- Mac: ~/Library/Application\ Support/wagerr/
Then, copy the four folders named:
Choose a readily accessible location that could be on the actual computer where the client is hosted, you could use a USB flash drive or another storage medium if hard disk space is at a premium.
In the event you want to restore the blockchain files, such as in the case of a corruption of the local blockchain index, simply copy the four folders back into the data directory over the old files, and restart the client. Upon restart, it will reindex the local disk files and sync to the latest blockheight. This takes some time but will be much quicker than a total blockchain download and reindex directly off the WGR network.

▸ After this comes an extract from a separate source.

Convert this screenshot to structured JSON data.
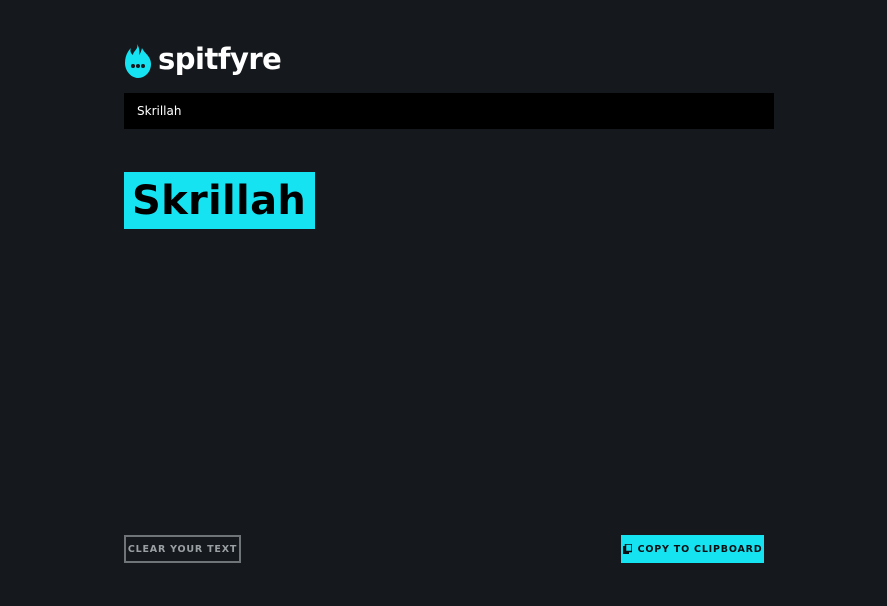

Wagerr Qt does not connect to the network to synchronize on the first install, why not?
This could be because the Wagerr DNS and/or the nodes regional to you do not have a connection slot available. It could also be because of a restriction in your local antivirus and/or firewall port blocking.
If after some time, half an hour or so, and there are still no connections; check the following:
First, let’s check that your port is open. Go to https://canyouseeme.org and enter 55002 into the port checker box:
(It is also handy to be able to see your own local IP address too, it may be required later if setting up advanced Qt client functions such as remote masternode hosting).
If the port is showing connected and you still do not get connections there may be some software or hardware such as the router port that needs unblocking. Refer to your OS firewall, and your router/gateway or ISP provided user manual to find out how to do this.
If after allowing the port 55002 and you still do not get connections, follow the guide at:
Relaunch the Wagerr Qt client after adding the addnodes. When the client restarts, it will connect to those peers and download the blockchain. You can monitor the syncing progress from the bar at the bottom of the client window:
Synchronization progress bar
Client status indicators
Remember to subsequently remove the addnodes from wagerr.conf when fully connected and synchronized because they can actually cause problems in the future.
If, after doing all the above, with client restarts in between and you still do not get connections; email email@example.com and our support staff will be happy to assist you.
Wagerr Qt does not connect to the network to synchronize anymore, why might this be?
- Is the client fully synchronized? - you can see this from the status bar and indicators.
- I sent some mainnet WGR to the client, why is it not showing yet? (see above).
- Are you running the latest client wallet that is available from: https://github.com/wagerr/wagerr/releases
- Have you had a new internet router or network setup - sometimes the ports need opening in DMZ or the port forwarding section on admin manager?
- Can you access port 55002 from https://canyouseeme.org - goes with about port mapping solution too.
- Is there an active internet connection, can you open a random not visited before page on your web browser?
- Is the client on the correct chain? (do getblockhash with the latest block and check hash is the same on an ION blockchain explorer).
- If you get connections and the client stops syncing at a certain block around 300,000+ - try using the bootstrap at https://github.com/wagerr/wagerr/releases/tag/wagerr-bootstrap
If you still cannot get active connections, email firstname.lastname@example.org
Wagerr Home: https://wagerr.com
Wagerr Discord: https://discord.gg/tkcXS34
Wagerr Telegram: https://t.me/wagerrcoin
Wagerr Github: https://github.com/wagerr/wagerr/releases
Wagerr Electron GitHub: https://github.com/wagerr/wagerr-electron-app
Wagerr Twitter: https://twitter.com/wagerrx
Wagerr Facebook: https://www.facebook.com/wagerr/
Technical Support: email@example.com